4. One of the things I’ve been reading this week is a new literary magazine, The Happy Reader, which is published by Penguin Books. Each issue will be composed of two sections: the first is a long-form interview with a passionate reader, and the second is an in-depth but off-beat look at a classic work of literature. You can receive every issue just for the price of postage, and you can find more information here.
5. This week I’ve also been reading Mr Chartwell, Rebecca Hunt’s debut novel. It’s a dark, clever and (oddly) very funny take on Winston Churchill’s depression, which Churchill referred to as ‘the black dog’. Hunt takes the interesting and amusing step of personifying this black dog as ‘Mr Chartwell’, a 6 foot 7 inch beast, resembling a giant labrador, who haunts Churchill in the final days before his retirement.
6. Some of you might remember that I mentioned I’d been listening to the brilliant, gripping radio podcast Serial a few weeks’ ago. The programme has become one of the most successful podcasts ever created, and recently announced it had received enough money in donations to create a second season. Crime drama is one of the most popular genres in popular culture, from television, books and film to radio. Yet, as this feature in the Financial Times points out, Serial is the story of a real-life murder case, and members of the victim’s family are still alive. For them it isn’t a story, or an episode of CSI: for them the loss of their daughter/sister/friend is something they have to cope with every day. This raises interesting questions about the lines between journalism and entertainment, and journalistic responsibility.

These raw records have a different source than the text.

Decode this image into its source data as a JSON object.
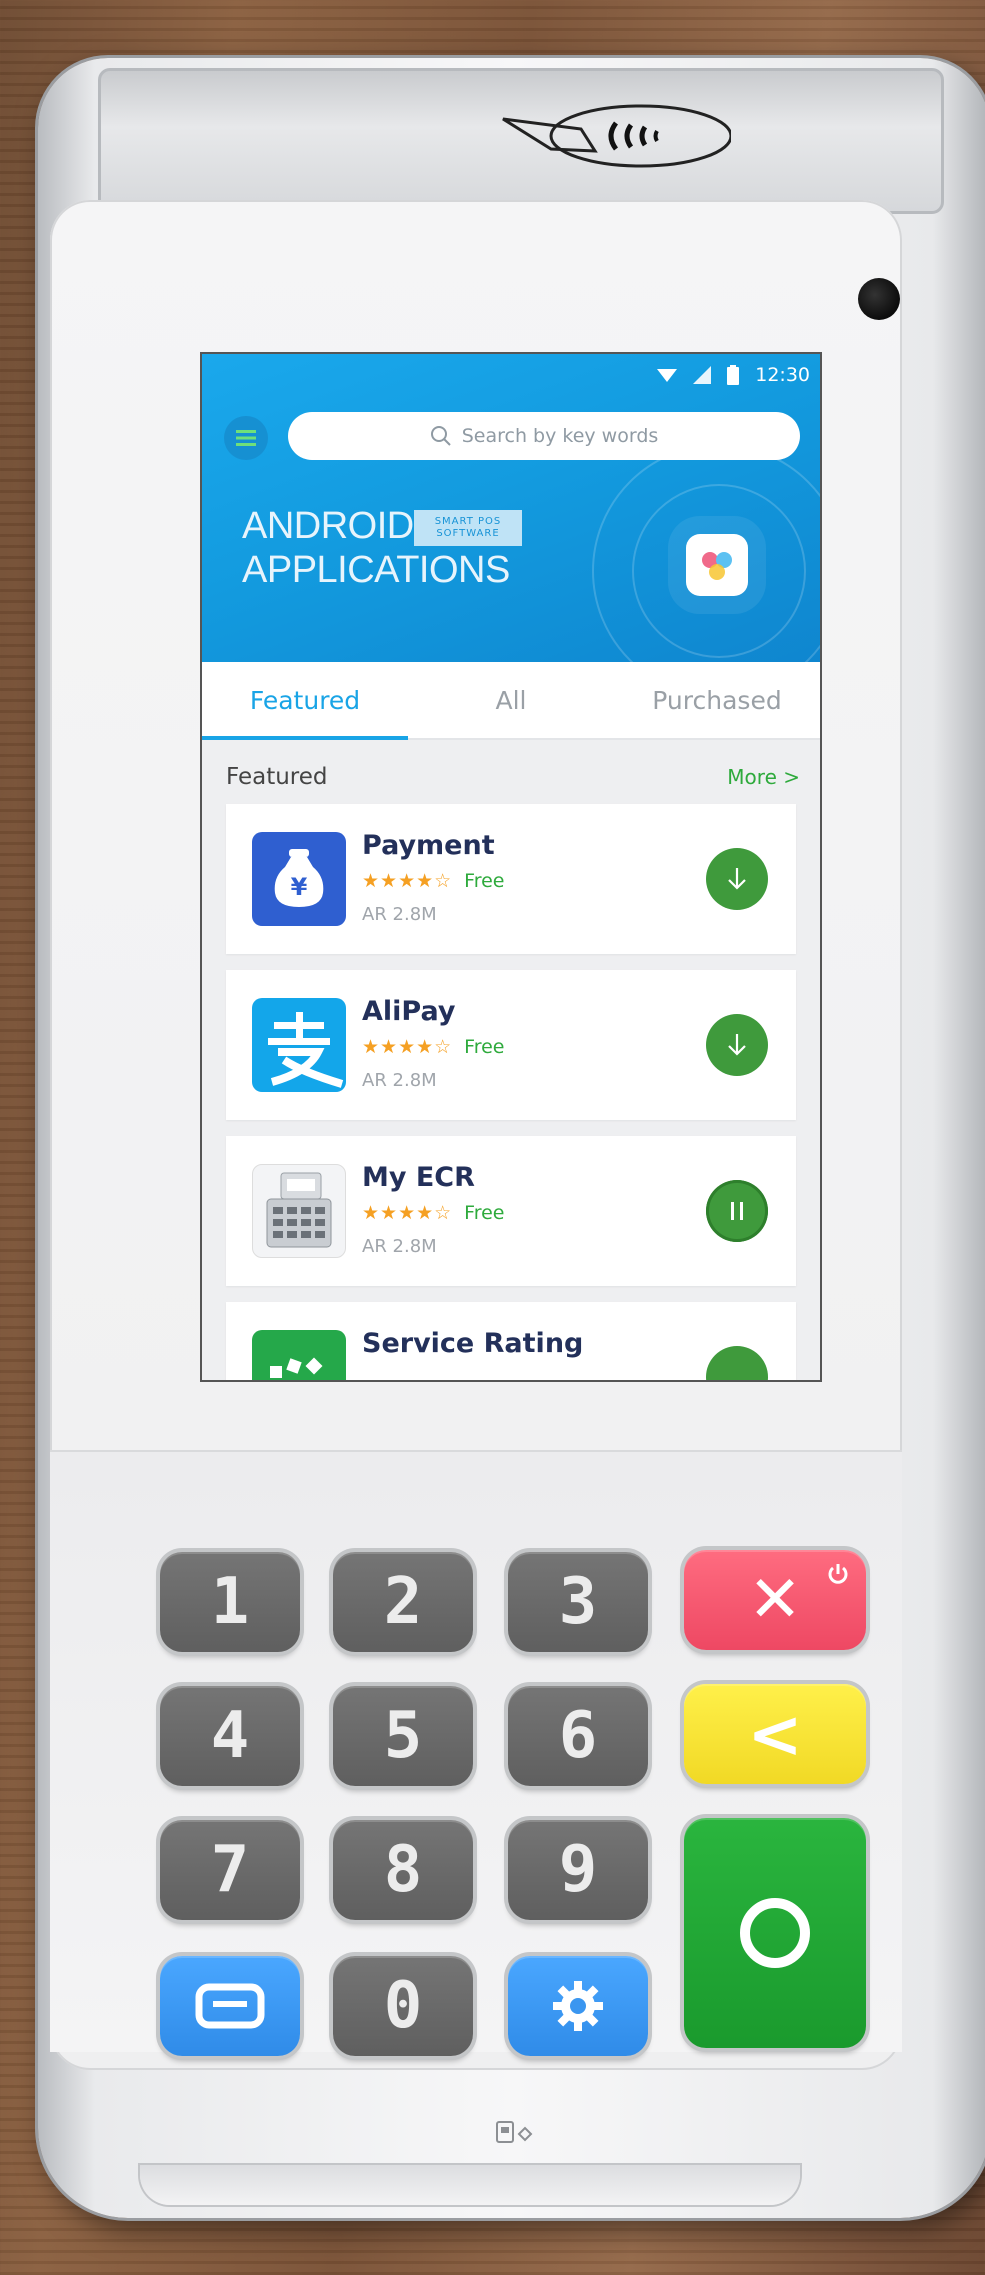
{
  "status_bar": {
    "time": "12:30"
  },
  "hero": {
    "search_placeholder": "Search by key words",
    "title_line1": "ANDROID",
    "title_line2": "APPLICATIONS",
    "tag_line1": "SMART POS",
    "tag_line2": "SOFTWARE"
  },
  "tabs": [
    {
      "label": "Featured",
      "active": true
    },
    {
      "label": "All",
      "active": false
    },
    {
      "label": "Purchased",
      "active": false
    }
  ],
  "section": {
    "title": "Featured",
    "more": "More >"
  },
  "apps": [
    {
      "name": "Payment",
      "stars": "★★★★☆",
      "price": "Free",
      "meta": "AR 2.8M",
      "action": "download"
    },
    {
      "name": "AliPay",
      "stars": "★★★★☆",
      "price": "Free",
      "meta": "AR 2.8M",
      "action": "download"
    },
    {
      "name": "My ECR",
      "stars": "★★★★☆",
      "price": "Free",
      "meta": "AR 2.8M",
      "action": "pause"
    },
    {
      "name": "Service Rating",
      "stars": "",
      "price": "",
      "meta": "",
      "action": "download"
    }
  ],
  "keypad": {
    "k1": "1",
    "k2": "2",
    "k3": "3",
    "k4": "4",
    "k5": "5",
    "k6": "6",
    "k7": "7",
    "k8": "8",
    "k9": "9",
    "k0": "0",
    "cancel": "✕",
    "back": "<"
  },
  "colors": {
    "accent_blue": "#19a4e6",
    "download_green": "#3f9a3c",
    "star_orange": "#f5a023",
    "key_red": "#ee4863",
    "key_yellow": "#f1d925",
    "key_green": "#1a9a2d"
  }
}
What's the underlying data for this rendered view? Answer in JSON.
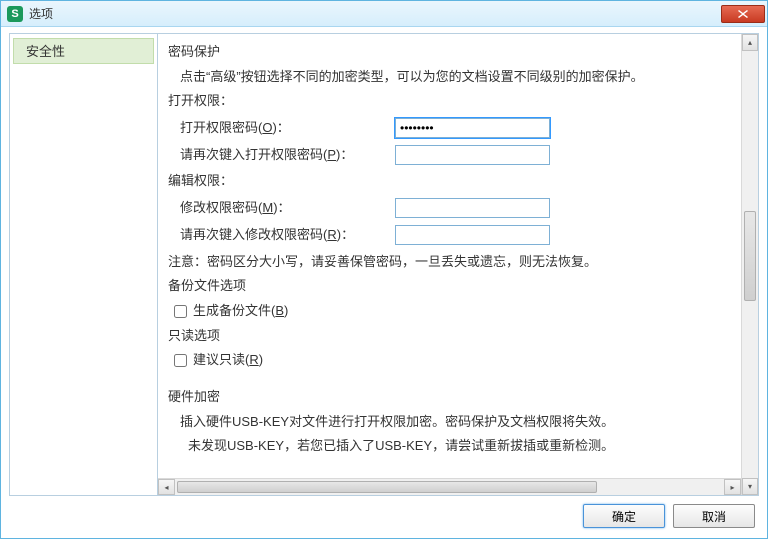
{
  "window": {
    "title": "选项"
  },
  "sidebar": {
    "items": [
      {
        "label": "安全性",
        "selected": true
      }
    ]
  },
  "content": {
    "pwd_protect_header": "密码保护",
    "pwd_protect_desc": "点击“高级”按钮选择不同的加密类型，可以为您的文档设置不同级别的加密保护。",
    "open_perm_header": "打开权限：",
    "open_pwd_label_pre": "打开权限密码(",
    "open_pwd_key": "O",
    "open_pwd_label_post": ")：",
    "open_pwd_value": "********",
    "open_pwd_confirm_pre": "请再次键入打开权限密码(",
    "open_pwd_confirm_key": "P",
    "open_pwd_confirm_post": ")：",
    "open_pwd_confirm_value": "",
    "edit_perm_header": "编辑权限：",
    "mod_pwd_label_pre": "修改权限密码(",
    "mod_pwd_key": "M",
    "mod_pwd_label_post": ")：",
    "mod_pwd_value": "",
    "mod_pwd_confirm_pre": "请再次键入修改权限密码(",
    "mod_pwd_confirm_key": "R",
    "mod_pwd_confirm_post": ")：",
    "mod_pwd_confirm_value": "",
    "note": "注意：密码区分大小写，请妥善保管密码，一旦丢失或遗忘，则无法恢复。",
    "backup_header": "备份文件选项",
    "backup_chk_pre": "生成备份文件(",
    "backup_chk_key": "B",
    "backup_chk_post": ")",
    "readonly_header": "只读选项",
    "readonly_chk_pre": "建议只读(",
    "readonly_chk_key": "R",
    "readonly_chk_post": ")",
    "hw_header": "硬件加密",
    "hw_line1": "插入硬件USB-KEY对文件进行打开权限加密。密码保护及文档权限将失效。",
    "hw_line2": "未发现USB-KEY，若您已插入了USB-KEY，请尝试重新拔插或重新检测。"
  },
  "buttons": {
    "ok": "确定",
    "cancel": "取消"
  }
}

7. I’ve mentioned John Grant and The Czars many times before on this blog, so you can imagine how thrilled I was when a new Best Of album was released last week. Unsurprisingly, that’s what I’ve been listening to. There are some really great tracks, particularly ‘Drugs’ and ‘Killjoy’, though I think Grant has really come into his own as a solo artist in recent years, and the music he’s making now is even better. You can find out more about the album on the Bella Union label website here.
Categories: On My Mind . . .